There is something almost magical about a rainy morning when you have nowhere to go. There is peace, an ancient sort of quiet, that descends upon my soul when I sit in the morning and just listen to the rain fall and splash against the side of the house. It stirs me. Inspires me. Makes me long for a pen or my computer or anything that can be used to put words on paper.
The other day was one such day. My big kids were awake but playing happily in the basement, my littlest was still asleep, my husband was getting ready for the day, and I found myself sitting in a dimly lit room, wrapped in a blanket, longing to write. I write every morning. Something. But lately, that writing time has morphed into “platform building time.” I write, yes, but not for me. Not really. And as I sat there listening to the rain I wondered when that changed? When did I stop simply sharing what was on my heart? When did fear and nerves start keeping me quiet?
It’s a funny question really, because when has fear not worked to keep me silent?!? Imposter syndrome is real, friends! And fear is a constant bedfellow for me. I know what it’s like to have something to say but to not be able to say it because, honestly, who am I to enter into that place? Who do I think I am to presume to share my opinion? There are so many smarter, more educated, more eloquent people out there saying deep and meaningful things, how could I possibly think I have anything to add? I find myself waiting for contracts to come through, for just one more article to be published, one more credential to add to my list before I jump in. Yet the weight of my own thoughts, unshared, has kept me up at night. The sense that I am being nudged, or possibly beckoned, into a bigger world of theological discussion is terrifying, and yet the knowledge that it is my God who is leading me is safer than I can begin to describe.

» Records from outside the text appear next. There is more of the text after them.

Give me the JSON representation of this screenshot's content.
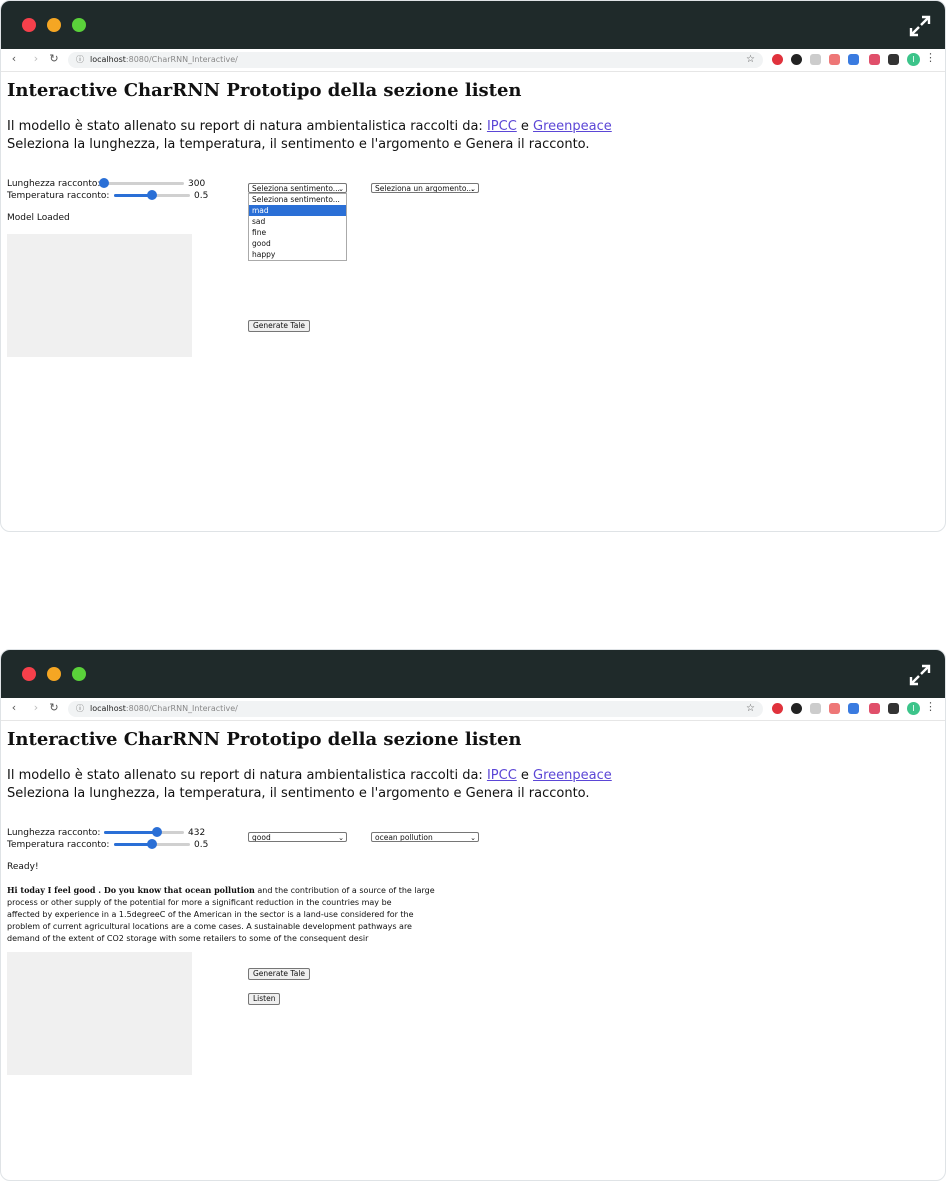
{
  "browser": {
    "url_host": "localhost",
    "url_path": ":8080/CharRNN_Interactive/",
    "avatar_initial": "I"
  },
  "page": {
    "title": "Interactive CharRNN Prototipo della sezione listen",
    "intro_prefix": "Il modello è stato allenato su report di natura ambientalistica raccolti da: ",
    "link_ipcc": "IPCC",
    "conj": " e ",
    "link_greenpeace": "Greenpeace",
    "intro_line2": "Seleziona la lunghezza, la temperatura, il sentimento e l'argomento e Genera il racconto.",
    "length_label": "Lunghezza racconto:",
    "temperature_label": "Temperatura racconto:",
    "generate_button": "Generate Tale",
    "listen_button": "Listen"
  },
  "screen1": {
    "length_value": "300",
    "temperature_value": "0.5",
    "length_fraction": 0.0,
    "temperature_fraction": 0.5,
    "status": "Model Loaded",
    "sentiment_selected": "Seleziona sentimento...",
    "topic_selected": "Seleziona un argomento...",
    "sentiment_options": [
      "Seleziona sentimento...",
      "mad",
      "sad",
      "fine",
      "good",
      "happy"
    ],
    "highlighted_option": "mad"
  },
  "screen2": {
    "length_value": "432",
    "temperature_value": "0.5",
    "length_fraction": 0.66,
    "temperature_fraction": 0.5,
    "status": "Ready!",
    "sentiment_selected": "good",
    "topic_selected": "ocean pollution",
    "story_lead": "Hi today I feel good . Do you know that ocean pollution",
    "story_lines": [
      " and the contribution of a source of the large",
      "process or other supply of the potential for more a significant reduction in the countries may be",
      "affected by experience in a 1.5degreeC of the American in the sector is a land-use considered for the",
      "problem of current agricultural locations are a come cases. A sustainable development pathways are",
      "demand of the extent of CO2 storage with some retailers to some of the consequent desir"
    ]
  },
  "colors": {
    "titlebar": "#1f2a2a",
    "accent": "#2a6fd6",
    "link": "#5b46d6"
  },
  "icons": [
    "chevron-left-icon",
    "chevron-right-icon",
    "reload-icon",
    "info-icon",
    "star-icon",
    "expand-icon",
    "menu-dots-icon"
  ]
}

Here’s the deal, dear friends, if God calls you to speak, you should probably do it. The world of theology is so big, and yes, scary. And it may be largely populated with men. And there is a strong chance that someone, one day, will disagree with what I have to say (and for this non-confrontational introvert that is less than appealing). And I am not as well-spoken or as influential as other women. I’m surely not as well-read or well-versed in all that is going on today. And right now I don’t even know what to say. But this is me, slipping into the room and grabbing a seat on the edges. No, scratch that. I don’t need to sneak. I’m walking in. Head held high.
I have thoughts and opinions and convictions. I read and study scripture and have things to share. And you probably do too. And the church doesn’t need more women like me, sitting around waiting for someone to tell us it’s ok to join the conversation. We need to jump in. To dig deep into the harder topics. To be brave and honest and open and vulnerable. And not just because the church and world need us to, but because being a part of the conversation is who we were created to be. Staying silent is not an option when you are an image-bearer because image bearers were created to relationships; for discussion, for thought, for sharing. And for grace, and love, and truth.
So that’s what I am going to do. To try to do, at least. To be honest with my thoughts. To invite others to join me as we dig into the word and figure out what our place is in all of this. I don’t want to be another clanging gong or crashing cymbal. I want to speak with love because Paul was right, without love every thought and opinion becomes just another noise in a landscape already cluttered with dissonance and discord. So I’ll do everything within my power to be a voice of love and grace, as I’ve always tried to be, but perhaps with a bit more courage thrown in there for good measure. Feel free to chime in too. Send me your questions or your thoughts because I really want to know. Whatever you do though, just know you’re welcome here too.
I’m not sure that there is anything new or noteworthy in this post. But oh my goodness, did it feel good to write.